The audience showed absolutely no inhibition in expressing their emotions. The noise level in the auditorium was purely dictated by what was being depicted on the screen—whistling, hooting, clapping, guffawing, loud crying and sometimes even tense silence as the hero and the villain displayed their sword fighting skill, one always standing at a higher level than the other, be it a slope or a staircase (The potential difference was duly maintained !). Sometimes the hero would even fight from air hanging from a chandelier
(a la Rudolf Valentino), or with the frightened heroine clasped in his left arm.
Once, one of the movies had an extremely melodramatic story with the heroine undergoing unlimited travails. The simple woman sitting next to us was shedding copious tears and sniffing noisily throughout. After the first half was over, the interval was announced and the lights came on mercifully.
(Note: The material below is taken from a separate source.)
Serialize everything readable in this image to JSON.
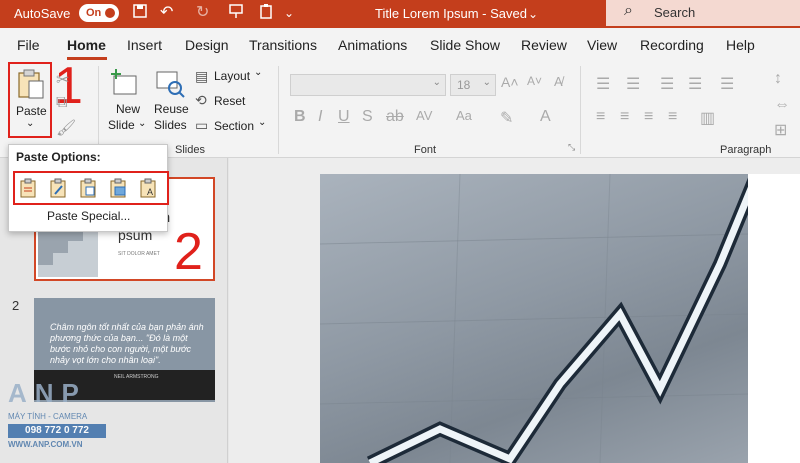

Travails or no travails, a mother’s duty would not be forgotten. Bathed in the bathos, the woman managed to control herself just enough to tell her son in a choked, woe- laden voice , “ ucchhe hoyid baro maga”(Go and relieve yourself, Son) and went back to her sniffing.
The talkies being what it was, I do not know whether it had the mandatory urinal or not. Even if it were there, I very much doubt whether the boy, why even the majority of the male audience, used it. What are the wide open side roads for, after all?!
Well, even with all this, we did manage to see quite a few movies in the Central Talkies. But, later, like all of us, the talkies also underwent quite a few changes, apparently for the better and finally gave way to a posh shopping complex. The mill area itself metamorphosed into one of the biggest malls. I do not know what happened to our fellow audience. They must have risen in the party cadres and ruling the country.
Whatever it is, my heart cannot help missing a beat every time we pass that way for ‘namma (our) Central Talkies’ with its wooden benches and cheap,noisy speakers.